● WHAT THE EXERCISE ASKS:
The number of lines below that contain the word "Forecast" is all that the answer should hold.

DATA FOR THIS EXERCISE below:

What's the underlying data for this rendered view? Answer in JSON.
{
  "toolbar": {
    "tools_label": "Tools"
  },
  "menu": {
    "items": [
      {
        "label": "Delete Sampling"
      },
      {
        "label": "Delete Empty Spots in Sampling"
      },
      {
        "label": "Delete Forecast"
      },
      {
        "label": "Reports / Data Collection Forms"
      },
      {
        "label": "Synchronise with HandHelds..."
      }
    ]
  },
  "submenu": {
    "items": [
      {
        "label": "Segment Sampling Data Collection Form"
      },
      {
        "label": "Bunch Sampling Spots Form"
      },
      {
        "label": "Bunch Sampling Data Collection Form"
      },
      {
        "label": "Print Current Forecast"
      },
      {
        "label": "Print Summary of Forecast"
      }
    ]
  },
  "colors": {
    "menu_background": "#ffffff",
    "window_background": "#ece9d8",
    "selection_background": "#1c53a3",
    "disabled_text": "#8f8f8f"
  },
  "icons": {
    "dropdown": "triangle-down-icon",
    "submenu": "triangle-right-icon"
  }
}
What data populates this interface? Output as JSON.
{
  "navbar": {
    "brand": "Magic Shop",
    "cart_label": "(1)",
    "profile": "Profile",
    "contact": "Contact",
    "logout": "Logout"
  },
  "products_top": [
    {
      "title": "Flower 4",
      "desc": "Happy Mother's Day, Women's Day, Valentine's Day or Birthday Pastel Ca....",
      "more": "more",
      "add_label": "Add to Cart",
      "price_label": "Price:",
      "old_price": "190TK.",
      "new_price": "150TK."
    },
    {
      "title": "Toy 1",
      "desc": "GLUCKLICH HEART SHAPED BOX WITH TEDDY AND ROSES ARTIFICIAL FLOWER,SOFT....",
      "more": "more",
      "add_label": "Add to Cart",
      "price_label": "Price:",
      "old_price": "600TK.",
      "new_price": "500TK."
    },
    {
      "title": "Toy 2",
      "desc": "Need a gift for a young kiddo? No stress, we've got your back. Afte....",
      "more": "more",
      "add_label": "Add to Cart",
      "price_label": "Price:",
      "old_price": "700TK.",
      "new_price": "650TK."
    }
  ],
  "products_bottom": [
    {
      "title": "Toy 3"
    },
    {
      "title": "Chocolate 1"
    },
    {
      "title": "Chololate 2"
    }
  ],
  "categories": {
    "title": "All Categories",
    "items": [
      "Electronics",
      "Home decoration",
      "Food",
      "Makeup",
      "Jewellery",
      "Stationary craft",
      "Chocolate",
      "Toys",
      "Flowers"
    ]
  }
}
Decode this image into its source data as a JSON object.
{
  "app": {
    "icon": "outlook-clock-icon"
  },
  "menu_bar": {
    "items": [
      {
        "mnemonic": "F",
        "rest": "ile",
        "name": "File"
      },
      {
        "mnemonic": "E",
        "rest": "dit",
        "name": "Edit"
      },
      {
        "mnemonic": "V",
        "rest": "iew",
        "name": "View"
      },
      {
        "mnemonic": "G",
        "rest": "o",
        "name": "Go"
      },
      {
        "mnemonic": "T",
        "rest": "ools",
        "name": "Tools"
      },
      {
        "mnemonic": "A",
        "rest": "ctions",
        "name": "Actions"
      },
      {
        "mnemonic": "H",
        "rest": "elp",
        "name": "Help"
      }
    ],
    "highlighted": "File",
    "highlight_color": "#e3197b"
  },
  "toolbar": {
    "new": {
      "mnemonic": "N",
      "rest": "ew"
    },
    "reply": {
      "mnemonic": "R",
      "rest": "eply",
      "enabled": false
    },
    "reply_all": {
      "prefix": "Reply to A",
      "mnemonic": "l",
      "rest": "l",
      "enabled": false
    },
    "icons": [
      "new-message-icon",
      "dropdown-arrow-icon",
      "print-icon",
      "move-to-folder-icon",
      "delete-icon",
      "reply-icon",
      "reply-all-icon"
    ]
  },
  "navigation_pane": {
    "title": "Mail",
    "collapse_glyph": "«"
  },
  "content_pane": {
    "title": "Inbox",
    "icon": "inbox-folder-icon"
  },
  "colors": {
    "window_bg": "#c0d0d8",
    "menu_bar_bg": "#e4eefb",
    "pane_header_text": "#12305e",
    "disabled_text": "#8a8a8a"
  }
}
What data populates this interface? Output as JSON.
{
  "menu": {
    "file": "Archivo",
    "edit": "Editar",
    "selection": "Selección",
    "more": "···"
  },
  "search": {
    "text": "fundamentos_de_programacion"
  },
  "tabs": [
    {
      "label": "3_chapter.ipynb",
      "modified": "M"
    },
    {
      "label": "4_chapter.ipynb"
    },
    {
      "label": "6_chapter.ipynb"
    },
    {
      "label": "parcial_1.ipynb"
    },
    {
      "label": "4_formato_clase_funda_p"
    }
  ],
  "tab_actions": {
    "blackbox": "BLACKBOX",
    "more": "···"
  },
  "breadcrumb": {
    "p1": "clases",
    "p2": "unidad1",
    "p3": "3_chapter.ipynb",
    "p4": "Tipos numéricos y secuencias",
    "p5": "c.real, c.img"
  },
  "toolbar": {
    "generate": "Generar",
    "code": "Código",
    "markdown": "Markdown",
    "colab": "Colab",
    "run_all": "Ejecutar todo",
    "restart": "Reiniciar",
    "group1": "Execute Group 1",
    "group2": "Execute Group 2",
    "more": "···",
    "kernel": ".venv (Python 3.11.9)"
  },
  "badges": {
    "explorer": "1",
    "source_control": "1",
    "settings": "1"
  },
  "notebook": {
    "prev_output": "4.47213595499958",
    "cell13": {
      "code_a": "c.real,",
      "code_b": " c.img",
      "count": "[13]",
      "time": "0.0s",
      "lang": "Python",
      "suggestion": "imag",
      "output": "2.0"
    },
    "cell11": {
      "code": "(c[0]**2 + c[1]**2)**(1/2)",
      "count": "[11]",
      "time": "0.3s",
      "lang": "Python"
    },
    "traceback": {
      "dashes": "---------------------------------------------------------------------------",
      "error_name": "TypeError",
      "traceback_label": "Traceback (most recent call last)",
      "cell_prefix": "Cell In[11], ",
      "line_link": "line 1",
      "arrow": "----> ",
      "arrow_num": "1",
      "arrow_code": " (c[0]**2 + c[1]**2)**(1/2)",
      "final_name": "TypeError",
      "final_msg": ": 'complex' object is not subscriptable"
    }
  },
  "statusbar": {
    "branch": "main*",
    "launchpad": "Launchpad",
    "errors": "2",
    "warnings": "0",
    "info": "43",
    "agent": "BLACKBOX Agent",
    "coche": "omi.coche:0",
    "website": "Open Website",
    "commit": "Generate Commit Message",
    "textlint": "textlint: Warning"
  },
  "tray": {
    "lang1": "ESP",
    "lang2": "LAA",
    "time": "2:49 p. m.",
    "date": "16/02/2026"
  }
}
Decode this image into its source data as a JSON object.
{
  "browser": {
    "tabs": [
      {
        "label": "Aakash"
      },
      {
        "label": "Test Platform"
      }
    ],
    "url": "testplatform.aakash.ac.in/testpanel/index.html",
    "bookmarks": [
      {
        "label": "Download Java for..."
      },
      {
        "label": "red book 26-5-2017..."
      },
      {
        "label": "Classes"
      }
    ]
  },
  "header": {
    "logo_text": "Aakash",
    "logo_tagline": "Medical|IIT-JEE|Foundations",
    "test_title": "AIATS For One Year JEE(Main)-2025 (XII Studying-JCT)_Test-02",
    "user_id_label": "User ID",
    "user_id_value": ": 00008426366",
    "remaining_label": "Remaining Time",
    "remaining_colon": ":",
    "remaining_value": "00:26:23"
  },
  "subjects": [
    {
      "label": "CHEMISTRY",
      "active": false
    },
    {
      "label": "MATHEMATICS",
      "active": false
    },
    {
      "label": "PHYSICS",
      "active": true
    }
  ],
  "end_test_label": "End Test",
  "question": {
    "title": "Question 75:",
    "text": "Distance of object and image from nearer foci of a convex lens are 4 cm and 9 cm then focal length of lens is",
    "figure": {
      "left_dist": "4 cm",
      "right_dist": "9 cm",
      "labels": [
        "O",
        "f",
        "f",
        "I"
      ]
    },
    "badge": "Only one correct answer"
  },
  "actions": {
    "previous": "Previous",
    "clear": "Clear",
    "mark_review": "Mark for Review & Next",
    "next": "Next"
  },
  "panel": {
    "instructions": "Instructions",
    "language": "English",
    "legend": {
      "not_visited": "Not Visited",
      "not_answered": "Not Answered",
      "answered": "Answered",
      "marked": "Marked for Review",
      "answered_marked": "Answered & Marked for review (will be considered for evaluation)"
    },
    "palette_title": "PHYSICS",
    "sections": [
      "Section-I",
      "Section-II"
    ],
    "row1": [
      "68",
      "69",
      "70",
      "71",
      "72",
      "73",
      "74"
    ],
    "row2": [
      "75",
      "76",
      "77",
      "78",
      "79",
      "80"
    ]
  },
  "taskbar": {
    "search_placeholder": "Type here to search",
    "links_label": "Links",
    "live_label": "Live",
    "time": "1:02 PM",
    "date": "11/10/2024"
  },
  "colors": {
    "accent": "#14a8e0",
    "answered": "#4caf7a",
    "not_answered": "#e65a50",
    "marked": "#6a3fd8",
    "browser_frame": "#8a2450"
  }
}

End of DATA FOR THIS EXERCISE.

● REPLY TO THE TASK:
3